### Task objective
Go line by line through the records below. Copy whichever lines contain the string "Daily".

[Element data from apps and pages]
· · · ·

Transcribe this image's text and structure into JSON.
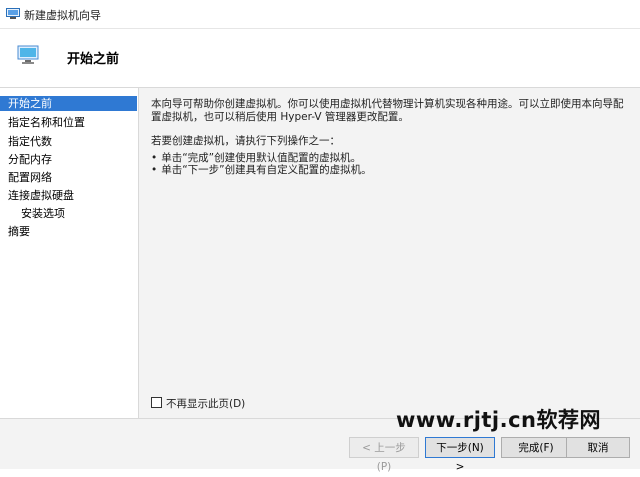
{
  "window": {
    "title": "新建虚拟机向导",
    "icon": "hyper-v-wizard-icon"
  },
  "header": {
    "title": "开始之前",
    "icon": "monitor-icon"
  },
  "sidebar": {
    "items": [
      {
        "label": "开始之前",
        "selected": true
      },
      {
        "label": "指定名称和位置"
      },
      {
        "label": "指定代数"
      },
      {
        "label": "分配内存"
      },
      {
        "label": "配置网络"
      },
      {
        "label": "连接虚拟硬盘"
      },
      {
        "label": "安装选项",
        "sub": true
      },
      {
        "label": "摘要"
      }
    ]
  },
  "content": {
    "intro": "本向导可帮助你创建虚拟机。你可以使用虚拟机代替物理计算机实现各种用途。可以立即使用本向导配置虚拟机，也可以稍后使用 Hyper-V 管理器更改配置。",
    "prompt": "若要创建虚拟机，请执行下列操作之一：",
    "bullets": [
      "单击“完成”创建使用默认值配置的虚拟机。",
      "单击“下一步”创建具有自定义配置的虚拟机。"
    ],
    "checkbox_label": "不再显示此页(D)",
    "checkbox_checked": false
  },
  "buttons": {
    "prev": "< 上一步(P)",
    "next": "下一步(N) >",
    "finish": "完成(F)",
    "cancel": "取消"
  },
  "watermark": "www.rjtj.cn软荐网",
  "colors": {
    "selection": "#2f79d3",
    "panel_bg": "#f3f3f3"
  }
}
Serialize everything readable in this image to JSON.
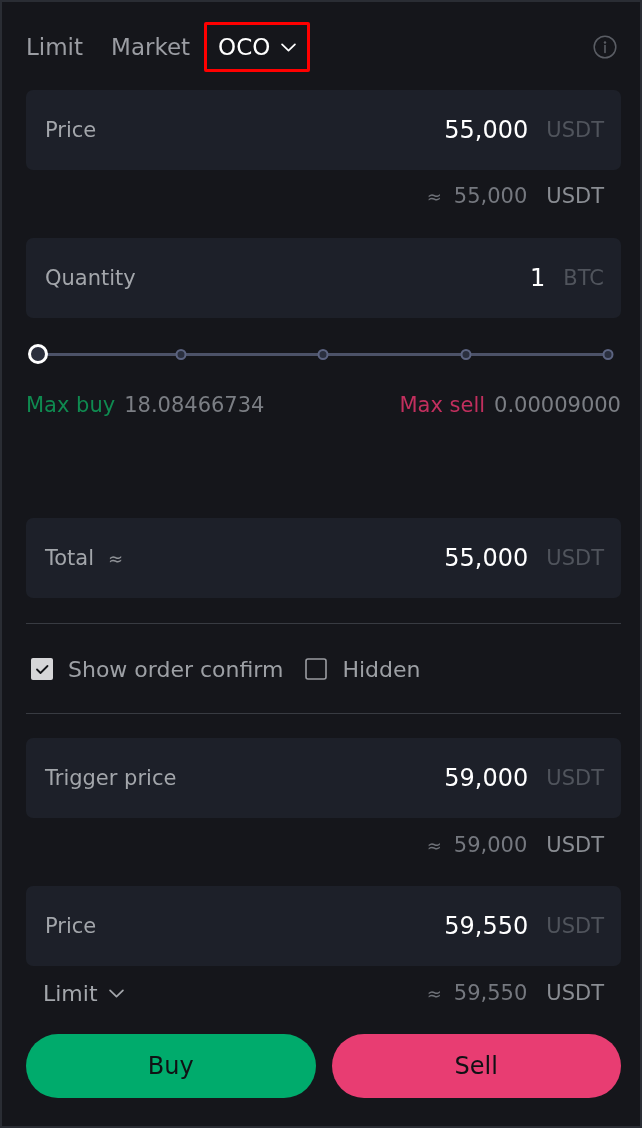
{
  "order_types": [
    {
      "label": "Limit",
      "selected": false,
      "highlighted": false,
      "dropdown": false
    },
    {
      "label": "Market",
      "selected": false,
      "highlighted": false,
      "dropdown": false
    },
    {
      "label": "OCO",
      "selected": true,
      "highlighted": true,
      "dropdown": true
    }
  ],
  "price_field": {
    "label": "Price",
    "value": "55,000",
    "unit": "USDT",
    "hint": {
      "sign": "≈",
      "amount": "55,000",
      "unit": "USDT"
    }
  },
  "quantity_field": {
    "label": "Quantity",
    "value": "1",
    "unit": "BTC"
  },
  "quantity_slider": {
    "level": 0
  },
  "balances": [
    {
      "label": "Max buy",
      "value": "18.08466734",
      "color": "#0f8a50"
    },
    {
      "label": "Max sell",
      "value": "0.00009000",
      "color": "#c22f5e"
    }
  ],
  "total_field": {
    "label": "Total",
    "sign": "≈",
    "value": "55,000",
    "unit": "USDT"
  },
  "options": [
    {
      "label": "Show order confirm",
      "checked": true
    },
    {
      "label": "Hidden",
      "checked": false
    }
  ],
  "trigger_field": {
    "label": "Trigger price",
    "value": "59,000",
    "unit": "USDT",
    "hint": {
      "sign": "≈",
      "amount": "59,000",
      "unit": "USDT"
    }
  },
  "limit_price_field": {
    "label": "Price",
    "value": "59,550",
    "unit": "USDT",
    "type_selector": {
      "label": "Limit"
    },
    "hint": {
      "sign": "≈",
      "amount": "59,550",
      "unit": "USDT"
    }
  },
  "actions": [
    {
      "label": "Buy",
      "kind": "buy"
    },
    {
      "label": "Sell",
      "kind": "sell"
    }
  ]
}
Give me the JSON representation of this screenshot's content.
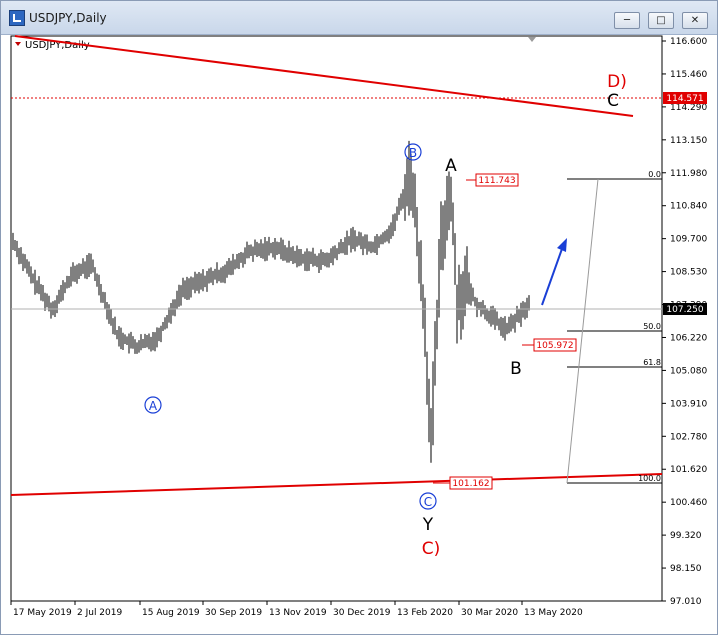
{
  "window": {
    "title": "USDJPY,Daily",
    "minimize_icon": "minimize-icon",
    "maximize_icon": "maximize-icon",
    "close_icon": "close-icon"
  },
  "chart_label": "USDJPY,Daily",
  "chart_data": {
    "type": "bar",
    "symbol": "USDJPY",
    "timeframe": "Daily",
    "y_axis_ticks": [
      "116.600",
      "115.460",
      "114.290",
      "113.150",
      "111.980",
      "110.840",
      "109.700",
      "108.530",
      "107.390",
      "106.220",
      "105.080",
      "103.910",
      "102.780",
      "101.620",
      "100.460",
      "99.320",
      "98.150",
      "97.010"
    ],
    "ylim": [
      97.01,
      116.6
    ],
    "x_axis_ticks": [
      "17 May 2019",
      "2 Jul 2019",
      "15 Aug 2019",
      "30 Sep 2019",
      "13 Nov 2019",
      "30 Dec 2019",
      "13 Feb 2020",
      "30 Mar 2020",
      "13 May 2020"
    ],
    "price_path_x": [
      0,
      0.03,
      0.06,
      0.09,
      0.12,
      0.16,
      0.19,
      0.22,
      0.26,
      0.29,
      0.33,
      0.36,
      0.4,
      0.44,
      0.48,
      0.52,
      0.55,
      0.58,
      0.61,
      0.63,
      0.64,
      0.655,
      0.67,
      0.68,
      0.695,
      0.71,
      0.73,
      0.755,
      0.78,
      0.79
    ],
    "price_path_y": [
      109.6,
      108.3,
      107.2,
      108.4,
      108.8,
      106.3,
      105.9,
      106.2,
      107.9,
      108.2,
      108.6,
      109.2,
      109.4,
      109.0,
      108.9,
      109.7,
      109.4,
      110.0,
      112.0,
      107.0,
      102.4,
      109.5,
      111.5,
      107.5,
      108.0,
      107.4,
      107.0,
      106.5,
      107.1,
      107.4
    ],
    "current_price": "107.250",
    "price_labels": [
      {
        "text": "111.743",
        "value": 111.743
      },
      {
        "text": "105.972",
        "value": 105.972
      },
      {
        "text": "101.162",
        "value": 101.162
      },
      {
        "text": "114.571",
        "value": 114.571
      }
    ],
    "fibonacci_levels": [
      "0.0",
      "50.0",
      "61.8",
      "100.0"
    ],
    "wave_labels": {
      "circled_a": "A",
      "circled_b": "B",
      "circled_c": "C",
      "a": "A",
      "b": "B",
      "y": "Y",
      "c": "C",
      "c_paren": "C)",
      "d_paren": "D)"
    },
    "colors": {
      "trendline": "#e00000",
      "wave_circle": "#1a3fd6",
      "arrow": "#1a3fd6",
      "bars": "#000000",
      "grid": "#b0b0b0"
    }
  }
}
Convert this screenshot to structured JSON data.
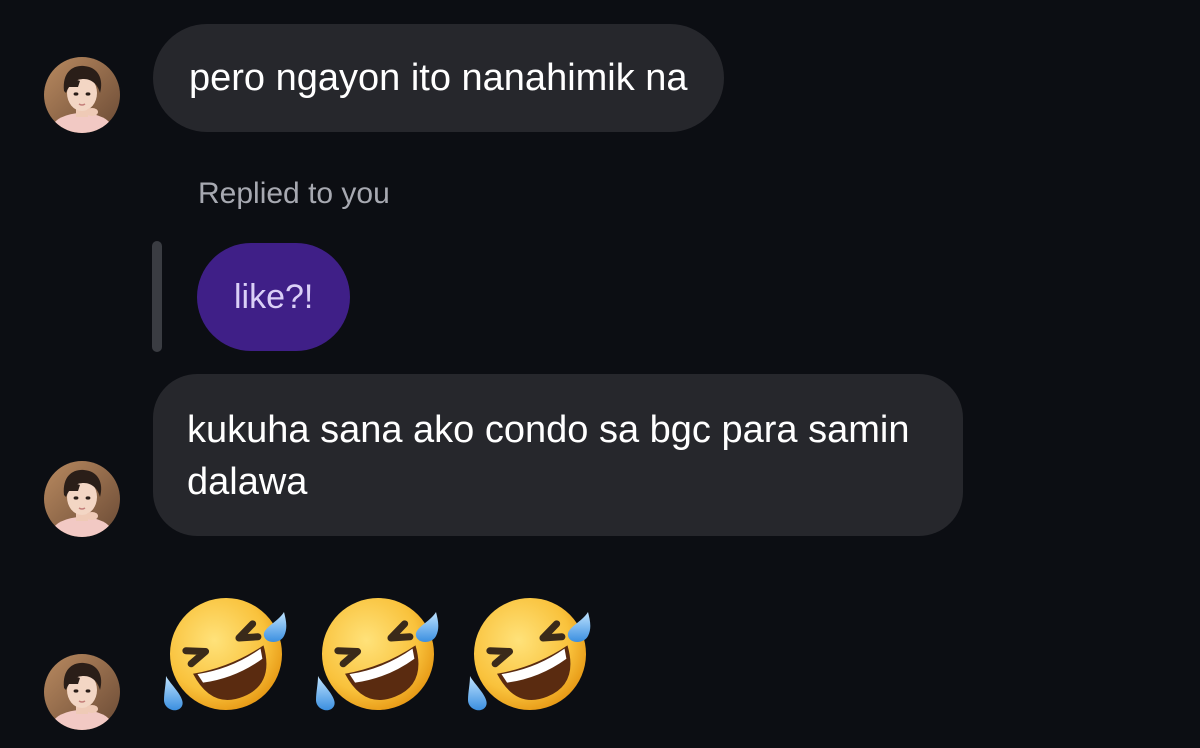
{
  "conversation": {
    "messages": [
      {
        "sender": "other",
        "text": "pero ngayon ito nanahimik na"
      },
      {
        "sender": "other",
        "reply_label": "Replied to you",
        "quoted_text": "like?!",
        "text": "kukuha sana ako condo sa bgc para samin dalawa"
      },
      {
        "sender": "other",
        "emoji": "rolling-on-the-floor-laughing",
        "emoji_count": 3
      }
    ]
  },
  "colors": {
    "background": "#0c0e13",
    "incoming_bubble": "#26272c",
    "own_bubble_quote": "#3f1f87",
    "reply_label": "#a7a9b1"
  }
}
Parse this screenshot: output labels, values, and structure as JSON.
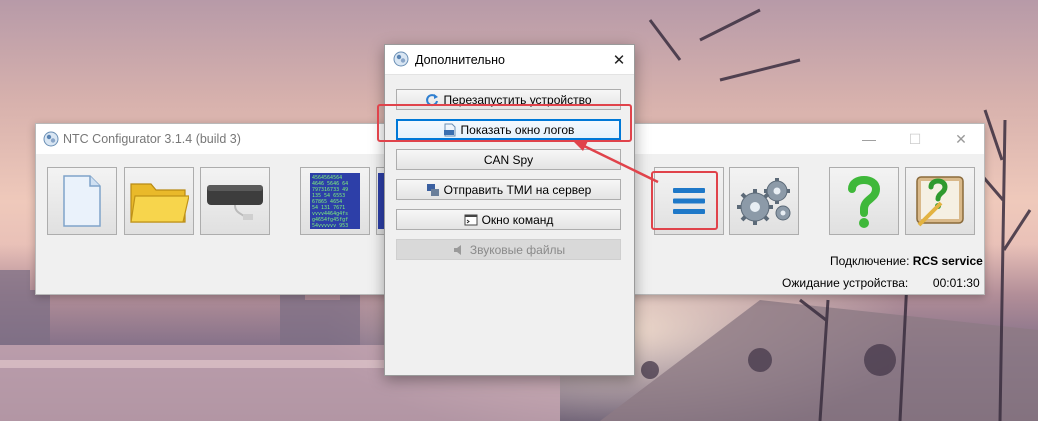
{
  "main_window": {
    "title": "NTC Configurator 3.1.4 (build 3)",
    "controls": {
      "minimize": "—",
      "maximize": "☐",
      "close": "✕"
    },
    "toolbar": [
      {
        "name": "new-file",
        "icon": "document-icon"
      },
      {
        "name": "open-folder",
        "icon": "folder-icon"
      },
      {
        "name": "device",
        "icon": "device-icon"
      },
      {
        "name": "data-view",
        "icon": "hex-data-icon",
        "hex_lines": [
          "4564564564",
          "4646 5646 64",
          "797316733 49",
          "135 54 6553",
          "67865 4654",
          "54 131 7671",
          "vvvv4464g4fs",
          "g4654fg45fgf",
          "54vvvvvv 953"
        ]
      },
      {
        "name": "menu",
        "icon": "hamburger-menu-icon"
      },
      {
        "name": "settings",
        "icon": "gears-icon"
      },
      {
        "name": "help",
        "icon": "question-icon"
      },
      {
        "name": "notes",
        "icon": "notes-icon"
      }
    ],
    "status": {
      "connection_label": "Подключение:",
      "connection_value": "RCS service",
      "waiting_label": "Ожидание устройства:",
      "waiting_value": "00:01:30"
    }
  },
  "dialog": {
    "title": "Дополнительно",
    "close": "✕",
    "buttons": [
      {
        "label": "Перезапустить устройство",
        "icon": "restart-icon",
        "state": "normal"
      },
      {
        "label": "Показать окно логов",
        "icon": "log-icon",
        "state": "focused"
      },
      {
        "label": "CAN Spy",
        "icon": "",
        "state": "normal"
      },
      {
        "label": "Отправить ТМИ на сервер",
        "icon": "upload-icon",
        "state": "normal"
      },
      {
        "label": "Окно команд",
        "icon": "cmd-icon",
        "state": "normal"
      },
      {
        "label": "Звуковые файлы",
        "icon": "sound-icon",
        "state": "disabled"
      }
    ]
  },
  "annotations": {
    "highlight_color": "#e0434b"
  },
  "colors": {
    "accent": "#0078d7",
    "menu_icon": "#1e78c8"
  }
}
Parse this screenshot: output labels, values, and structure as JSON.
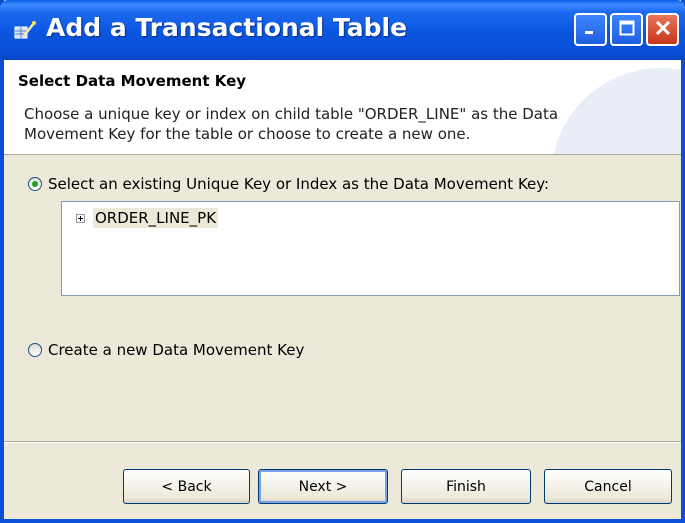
{
  "window": {
    "title": "Add a Transactional Table"
  },
  "header": {
    "title": "Select Data Movement Key",
    "description": "Choose a unique key or index on child table \"ORDER_LINE\" as the Data Movement Key for the table or choose to create a new one."
  },
  "options": {
    "existing_label": "Select an existing Unique Key or Index as the Data Movement Key:",
    "existing_selected": true,
    "create_label": "Create a new Data Movement Key",
    "create_selected": false
  },
  "keys": [
    {
      "name": "ORDER_LINE_PK",
      "expandable": true
    }
  ],
  "buttons": {
    "back": "< Back",
    "next": "Next >",
    "finish": "Finish",
    "cancel": "Cancel"
  },
  "icons": {
    "title": "wizard-app-icon",
    "minimize": "minimize-icon",
    "maximize": "maximize-icon",
    "close": "close-icon",
    "expand": "plus-expander-icon"
  },
  "colors": {
    "titlebar": "#0a4fd6",
    "close_button": "#c7361a",
    "dialog_face": "#ece9d8",
    "radio_dot": "#21a121"
  }
}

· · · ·

### Expected answer
    "title": "USDJPY,Daily",
  "chart_label": "USDJPY,Daily",
    "timeframe": "Daily",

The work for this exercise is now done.